• Exercise input:
━━━━━━━━━━━━━━━━━━━━━━━━━━━━━━
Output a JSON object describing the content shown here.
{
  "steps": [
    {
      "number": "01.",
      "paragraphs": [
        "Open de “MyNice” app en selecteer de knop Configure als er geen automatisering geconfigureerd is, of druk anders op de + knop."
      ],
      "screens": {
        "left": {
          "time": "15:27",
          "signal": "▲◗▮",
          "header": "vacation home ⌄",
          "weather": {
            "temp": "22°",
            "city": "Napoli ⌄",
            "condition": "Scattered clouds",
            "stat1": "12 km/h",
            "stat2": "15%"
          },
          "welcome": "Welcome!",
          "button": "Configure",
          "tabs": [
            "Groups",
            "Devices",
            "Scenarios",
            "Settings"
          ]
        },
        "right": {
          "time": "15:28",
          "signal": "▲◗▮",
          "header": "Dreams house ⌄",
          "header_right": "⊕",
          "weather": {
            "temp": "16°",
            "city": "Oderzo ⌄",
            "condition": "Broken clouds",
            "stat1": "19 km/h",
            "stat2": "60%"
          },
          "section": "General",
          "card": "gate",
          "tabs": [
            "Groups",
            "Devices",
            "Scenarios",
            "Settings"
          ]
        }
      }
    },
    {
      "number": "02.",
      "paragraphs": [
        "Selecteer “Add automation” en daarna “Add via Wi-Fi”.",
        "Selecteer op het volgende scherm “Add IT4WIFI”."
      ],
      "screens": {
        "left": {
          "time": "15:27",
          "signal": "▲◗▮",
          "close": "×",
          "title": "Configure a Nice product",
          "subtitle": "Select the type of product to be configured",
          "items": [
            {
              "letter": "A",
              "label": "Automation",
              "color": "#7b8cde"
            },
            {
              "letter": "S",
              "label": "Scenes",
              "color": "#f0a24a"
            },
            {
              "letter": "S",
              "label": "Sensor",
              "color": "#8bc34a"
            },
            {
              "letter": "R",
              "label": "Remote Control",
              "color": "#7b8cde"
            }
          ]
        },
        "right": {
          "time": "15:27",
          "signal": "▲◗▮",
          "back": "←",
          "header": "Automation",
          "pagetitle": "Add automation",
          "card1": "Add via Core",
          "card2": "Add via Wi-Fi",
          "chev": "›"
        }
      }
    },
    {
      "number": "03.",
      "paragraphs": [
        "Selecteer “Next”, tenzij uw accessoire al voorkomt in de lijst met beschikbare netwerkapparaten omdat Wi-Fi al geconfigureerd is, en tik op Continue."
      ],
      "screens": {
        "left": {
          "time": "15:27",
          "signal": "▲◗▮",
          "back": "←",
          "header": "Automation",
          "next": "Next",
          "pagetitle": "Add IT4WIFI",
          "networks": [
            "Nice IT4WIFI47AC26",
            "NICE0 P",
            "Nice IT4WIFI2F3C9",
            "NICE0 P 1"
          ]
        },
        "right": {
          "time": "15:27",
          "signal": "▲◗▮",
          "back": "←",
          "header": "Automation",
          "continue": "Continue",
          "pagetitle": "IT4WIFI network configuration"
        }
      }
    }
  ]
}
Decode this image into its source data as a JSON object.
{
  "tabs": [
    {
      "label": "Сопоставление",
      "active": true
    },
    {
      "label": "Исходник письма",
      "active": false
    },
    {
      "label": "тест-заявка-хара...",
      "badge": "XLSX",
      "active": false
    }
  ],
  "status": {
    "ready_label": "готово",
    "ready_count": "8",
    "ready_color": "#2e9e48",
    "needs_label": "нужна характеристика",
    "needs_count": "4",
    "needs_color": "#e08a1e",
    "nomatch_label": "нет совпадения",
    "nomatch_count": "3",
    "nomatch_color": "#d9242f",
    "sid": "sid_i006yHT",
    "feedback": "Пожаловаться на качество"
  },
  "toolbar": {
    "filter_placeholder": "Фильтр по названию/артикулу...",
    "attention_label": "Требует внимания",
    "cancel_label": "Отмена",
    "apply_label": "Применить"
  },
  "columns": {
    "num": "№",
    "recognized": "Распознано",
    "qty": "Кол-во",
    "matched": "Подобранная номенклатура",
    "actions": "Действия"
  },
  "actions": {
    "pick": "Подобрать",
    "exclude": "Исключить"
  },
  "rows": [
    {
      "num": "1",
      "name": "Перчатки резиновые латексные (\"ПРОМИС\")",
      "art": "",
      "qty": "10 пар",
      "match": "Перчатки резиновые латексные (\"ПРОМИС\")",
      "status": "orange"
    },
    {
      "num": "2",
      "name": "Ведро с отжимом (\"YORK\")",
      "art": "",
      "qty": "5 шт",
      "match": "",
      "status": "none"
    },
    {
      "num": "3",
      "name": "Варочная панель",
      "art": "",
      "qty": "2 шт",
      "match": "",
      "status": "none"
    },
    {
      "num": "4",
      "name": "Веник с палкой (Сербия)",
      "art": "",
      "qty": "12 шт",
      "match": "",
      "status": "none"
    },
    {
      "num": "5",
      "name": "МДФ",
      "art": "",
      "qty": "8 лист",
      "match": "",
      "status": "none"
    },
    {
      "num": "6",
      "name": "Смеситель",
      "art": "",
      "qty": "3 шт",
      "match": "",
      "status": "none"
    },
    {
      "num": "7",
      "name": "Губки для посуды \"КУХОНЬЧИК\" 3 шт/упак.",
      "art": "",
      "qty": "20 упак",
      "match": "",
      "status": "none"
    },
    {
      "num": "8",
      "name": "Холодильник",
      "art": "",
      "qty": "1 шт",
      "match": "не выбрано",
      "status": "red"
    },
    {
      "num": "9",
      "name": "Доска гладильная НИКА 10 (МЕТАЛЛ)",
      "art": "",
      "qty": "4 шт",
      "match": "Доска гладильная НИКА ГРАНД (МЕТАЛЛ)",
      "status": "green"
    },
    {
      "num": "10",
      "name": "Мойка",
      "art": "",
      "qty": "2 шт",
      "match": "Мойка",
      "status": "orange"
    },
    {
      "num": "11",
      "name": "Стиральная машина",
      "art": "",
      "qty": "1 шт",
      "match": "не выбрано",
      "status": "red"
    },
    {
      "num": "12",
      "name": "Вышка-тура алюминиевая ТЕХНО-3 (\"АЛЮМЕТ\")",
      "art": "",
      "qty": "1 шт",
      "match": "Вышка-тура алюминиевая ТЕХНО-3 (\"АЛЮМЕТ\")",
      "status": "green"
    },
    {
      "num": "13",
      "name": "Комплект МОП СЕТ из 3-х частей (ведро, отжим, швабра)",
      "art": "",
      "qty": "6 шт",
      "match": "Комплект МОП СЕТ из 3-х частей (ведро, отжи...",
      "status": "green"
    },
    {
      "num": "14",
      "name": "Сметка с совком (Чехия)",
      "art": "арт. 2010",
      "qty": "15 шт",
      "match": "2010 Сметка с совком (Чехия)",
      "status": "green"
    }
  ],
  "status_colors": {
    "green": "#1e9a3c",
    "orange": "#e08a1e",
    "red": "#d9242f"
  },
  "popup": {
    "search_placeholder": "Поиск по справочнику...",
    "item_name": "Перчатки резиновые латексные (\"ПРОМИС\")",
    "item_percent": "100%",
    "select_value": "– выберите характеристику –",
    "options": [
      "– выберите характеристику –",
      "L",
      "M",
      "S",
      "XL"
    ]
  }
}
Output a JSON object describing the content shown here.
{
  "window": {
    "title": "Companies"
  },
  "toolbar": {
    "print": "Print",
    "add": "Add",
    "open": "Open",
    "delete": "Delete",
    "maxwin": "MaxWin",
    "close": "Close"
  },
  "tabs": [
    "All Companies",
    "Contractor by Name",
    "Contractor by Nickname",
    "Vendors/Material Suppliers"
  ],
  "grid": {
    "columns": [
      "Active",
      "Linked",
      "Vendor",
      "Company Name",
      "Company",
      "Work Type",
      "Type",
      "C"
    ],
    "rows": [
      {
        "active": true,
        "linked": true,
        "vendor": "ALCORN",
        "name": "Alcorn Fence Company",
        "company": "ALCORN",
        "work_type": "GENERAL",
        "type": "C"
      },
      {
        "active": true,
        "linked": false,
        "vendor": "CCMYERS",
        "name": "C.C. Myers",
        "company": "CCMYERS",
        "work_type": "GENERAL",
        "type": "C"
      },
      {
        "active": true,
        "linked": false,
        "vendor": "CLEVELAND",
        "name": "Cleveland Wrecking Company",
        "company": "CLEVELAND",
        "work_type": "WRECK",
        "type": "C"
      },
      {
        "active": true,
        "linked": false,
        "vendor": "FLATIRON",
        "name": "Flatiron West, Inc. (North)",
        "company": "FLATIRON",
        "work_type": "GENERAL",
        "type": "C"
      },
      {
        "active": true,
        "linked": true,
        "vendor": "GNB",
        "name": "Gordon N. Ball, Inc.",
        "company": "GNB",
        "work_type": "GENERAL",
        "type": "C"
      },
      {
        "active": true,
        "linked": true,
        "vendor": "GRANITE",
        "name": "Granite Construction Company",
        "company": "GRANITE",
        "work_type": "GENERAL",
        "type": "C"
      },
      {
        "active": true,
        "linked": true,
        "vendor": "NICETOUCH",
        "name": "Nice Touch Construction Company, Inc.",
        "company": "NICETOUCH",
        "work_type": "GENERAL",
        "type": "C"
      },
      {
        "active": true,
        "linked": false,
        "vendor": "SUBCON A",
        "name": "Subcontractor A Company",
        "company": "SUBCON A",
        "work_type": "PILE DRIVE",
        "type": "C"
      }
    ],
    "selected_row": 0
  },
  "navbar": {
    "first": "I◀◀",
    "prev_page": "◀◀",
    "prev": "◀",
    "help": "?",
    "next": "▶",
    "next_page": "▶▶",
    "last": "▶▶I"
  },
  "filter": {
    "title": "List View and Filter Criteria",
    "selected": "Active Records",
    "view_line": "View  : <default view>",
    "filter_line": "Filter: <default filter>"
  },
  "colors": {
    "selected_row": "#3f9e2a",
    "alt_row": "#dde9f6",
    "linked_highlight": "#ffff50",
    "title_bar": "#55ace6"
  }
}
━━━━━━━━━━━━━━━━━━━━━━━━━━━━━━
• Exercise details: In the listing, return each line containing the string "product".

• Answer to the problem:
          "title": "Configure a Nice product",
          "subtitle": "Select the type of product to be configured",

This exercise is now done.